**Exercise description:** Reproduce every entry word for word.
· · ·
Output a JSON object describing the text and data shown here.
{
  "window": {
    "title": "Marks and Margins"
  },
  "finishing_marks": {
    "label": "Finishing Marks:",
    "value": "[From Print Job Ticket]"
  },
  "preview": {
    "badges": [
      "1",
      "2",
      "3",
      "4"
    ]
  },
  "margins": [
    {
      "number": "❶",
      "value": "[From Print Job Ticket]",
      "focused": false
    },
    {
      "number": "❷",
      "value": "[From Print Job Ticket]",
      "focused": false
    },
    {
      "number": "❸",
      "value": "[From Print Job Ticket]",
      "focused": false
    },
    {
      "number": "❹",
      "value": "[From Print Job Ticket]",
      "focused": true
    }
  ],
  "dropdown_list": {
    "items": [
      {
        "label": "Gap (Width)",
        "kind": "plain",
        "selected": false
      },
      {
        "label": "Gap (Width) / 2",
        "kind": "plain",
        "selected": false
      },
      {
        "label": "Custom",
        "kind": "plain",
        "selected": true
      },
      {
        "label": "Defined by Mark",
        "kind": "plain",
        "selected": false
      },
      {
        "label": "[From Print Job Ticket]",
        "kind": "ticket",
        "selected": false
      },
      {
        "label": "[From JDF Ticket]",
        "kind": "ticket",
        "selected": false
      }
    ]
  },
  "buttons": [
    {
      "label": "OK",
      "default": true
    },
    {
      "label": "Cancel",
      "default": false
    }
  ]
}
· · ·
**Task output:**
Output a JSON object describing the text and data shown here.
{
  "window": {
    "title": "Marks and Margins"
  },
  "finishing_marks": {
    "label": "Finishing Marks:",
    "value": "[From Print Job Ticket]"
  },
  "preview": {
    "badges": [
      "1",
      "2",
      "3",
      "4"
    ]
  },
  "margins": [
    {
      "number": "❶",
      "value": "[From Print Job Ticket]",
      "focused": false
    },
    {
      "number": "❷",
      "value": "[From Print Job Ticket]",
      "focused": false
    },
    {
      "number": "❸",
      "value": "[From Print Job Ticket]",
      "focused": false
    },
    {
      "number": "❹",
      "value": "[From Print Job Ticket]",
      "focused": true
    }
  ],
  "dropdown_list": {
    "items": [
      {
        "label": "Gap (Width)",
        "kind": "plain",
        "selected": false
      },
      {
        "label": "Gap (Width) / 2",
        "kind": "plain",
        "selected": false
      },
      {
        "label": "Custom",
        "kind": "plain",
        "selected": true
      },
      {
        "label": "Defined by Mark",
        "kind": "plain",
        "selected": false
      },
      {
        "label": "[From Print Job Ticket]",
        "kind": "ticket",
        "selected": false
      },
      {
        "label": "[From JDF Ticket]",
        "kind": "ticket",
        "selected": false
      }
    ]
  },
  "buttons": [
    {
      "label": "OK",
      "default": true
    },
    {
      "label": "Cancel",
      "default": false
    }
  ]
}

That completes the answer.